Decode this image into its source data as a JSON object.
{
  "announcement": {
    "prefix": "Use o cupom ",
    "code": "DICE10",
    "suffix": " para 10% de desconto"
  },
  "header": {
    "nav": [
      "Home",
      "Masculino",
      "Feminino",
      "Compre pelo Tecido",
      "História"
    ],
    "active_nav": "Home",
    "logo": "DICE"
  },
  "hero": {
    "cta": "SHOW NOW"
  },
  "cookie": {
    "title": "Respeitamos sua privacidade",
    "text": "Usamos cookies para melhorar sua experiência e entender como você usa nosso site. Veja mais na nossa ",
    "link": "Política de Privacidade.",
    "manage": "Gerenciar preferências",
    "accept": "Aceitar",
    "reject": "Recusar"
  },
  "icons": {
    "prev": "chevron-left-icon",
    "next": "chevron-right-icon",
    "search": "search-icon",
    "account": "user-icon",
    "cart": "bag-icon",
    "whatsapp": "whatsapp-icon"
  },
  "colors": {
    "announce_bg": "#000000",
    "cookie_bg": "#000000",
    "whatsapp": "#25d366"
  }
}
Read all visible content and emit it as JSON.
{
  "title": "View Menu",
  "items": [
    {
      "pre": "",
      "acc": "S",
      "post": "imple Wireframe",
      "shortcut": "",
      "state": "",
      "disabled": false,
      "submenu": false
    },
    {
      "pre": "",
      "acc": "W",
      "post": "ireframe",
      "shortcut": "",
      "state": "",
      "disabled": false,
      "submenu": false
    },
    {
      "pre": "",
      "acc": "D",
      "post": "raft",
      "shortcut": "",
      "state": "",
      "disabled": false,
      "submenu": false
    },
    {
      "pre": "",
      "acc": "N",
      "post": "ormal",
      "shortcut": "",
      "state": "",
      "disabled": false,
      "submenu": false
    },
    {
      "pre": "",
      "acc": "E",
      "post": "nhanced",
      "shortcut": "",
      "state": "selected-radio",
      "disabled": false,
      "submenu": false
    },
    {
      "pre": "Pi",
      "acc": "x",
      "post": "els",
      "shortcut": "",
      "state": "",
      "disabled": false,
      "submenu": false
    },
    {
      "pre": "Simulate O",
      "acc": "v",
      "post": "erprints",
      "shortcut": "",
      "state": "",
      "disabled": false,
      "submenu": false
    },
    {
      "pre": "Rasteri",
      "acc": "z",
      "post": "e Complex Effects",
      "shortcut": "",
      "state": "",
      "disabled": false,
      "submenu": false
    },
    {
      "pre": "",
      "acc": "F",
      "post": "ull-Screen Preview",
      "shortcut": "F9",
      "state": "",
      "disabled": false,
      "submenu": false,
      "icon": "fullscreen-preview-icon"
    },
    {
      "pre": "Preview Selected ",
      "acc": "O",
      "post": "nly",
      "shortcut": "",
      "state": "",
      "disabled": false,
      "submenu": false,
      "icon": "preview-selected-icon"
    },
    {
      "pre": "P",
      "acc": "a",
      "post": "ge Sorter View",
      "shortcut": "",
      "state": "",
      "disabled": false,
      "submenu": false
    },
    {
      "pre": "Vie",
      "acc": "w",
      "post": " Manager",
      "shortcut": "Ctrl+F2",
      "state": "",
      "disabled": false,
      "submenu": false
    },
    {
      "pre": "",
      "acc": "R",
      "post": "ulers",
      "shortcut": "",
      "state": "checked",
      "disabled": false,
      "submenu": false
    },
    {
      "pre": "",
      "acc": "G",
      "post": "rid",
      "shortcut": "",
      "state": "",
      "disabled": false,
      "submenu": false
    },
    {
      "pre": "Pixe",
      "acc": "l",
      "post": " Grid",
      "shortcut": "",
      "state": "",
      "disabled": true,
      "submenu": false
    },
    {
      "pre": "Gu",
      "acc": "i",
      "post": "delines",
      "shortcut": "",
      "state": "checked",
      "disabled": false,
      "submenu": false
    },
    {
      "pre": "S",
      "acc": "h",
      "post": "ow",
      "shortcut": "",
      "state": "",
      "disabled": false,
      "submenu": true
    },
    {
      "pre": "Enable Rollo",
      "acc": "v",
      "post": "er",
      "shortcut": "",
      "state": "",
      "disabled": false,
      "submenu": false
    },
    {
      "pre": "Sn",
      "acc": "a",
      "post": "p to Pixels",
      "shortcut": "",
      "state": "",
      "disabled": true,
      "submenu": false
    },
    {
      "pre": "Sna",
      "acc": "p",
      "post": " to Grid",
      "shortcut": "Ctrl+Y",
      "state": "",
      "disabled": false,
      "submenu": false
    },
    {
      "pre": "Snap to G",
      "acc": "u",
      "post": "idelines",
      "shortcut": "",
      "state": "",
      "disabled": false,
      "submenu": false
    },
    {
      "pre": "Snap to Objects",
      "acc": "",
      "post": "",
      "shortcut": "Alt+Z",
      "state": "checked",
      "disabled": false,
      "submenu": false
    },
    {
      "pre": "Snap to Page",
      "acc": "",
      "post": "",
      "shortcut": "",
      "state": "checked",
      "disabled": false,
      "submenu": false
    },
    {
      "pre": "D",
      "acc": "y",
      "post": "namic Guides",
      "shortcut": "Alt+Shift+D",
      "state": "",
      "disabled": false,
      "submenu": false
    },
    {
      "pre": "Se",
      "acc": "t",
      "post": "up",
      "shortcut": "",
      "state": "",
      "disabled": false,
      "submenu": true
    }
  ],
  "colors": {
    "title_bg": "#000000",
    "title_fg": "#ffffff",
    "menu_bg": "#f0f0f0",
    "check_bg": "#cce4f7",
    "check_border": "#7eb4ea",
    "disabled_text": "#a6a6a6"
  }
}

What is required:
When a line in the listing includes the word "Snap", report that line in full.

Response area:
      "pre": "Snap to G",
      "pre": "Snap to Objects",
      "pre": "Snap to Page",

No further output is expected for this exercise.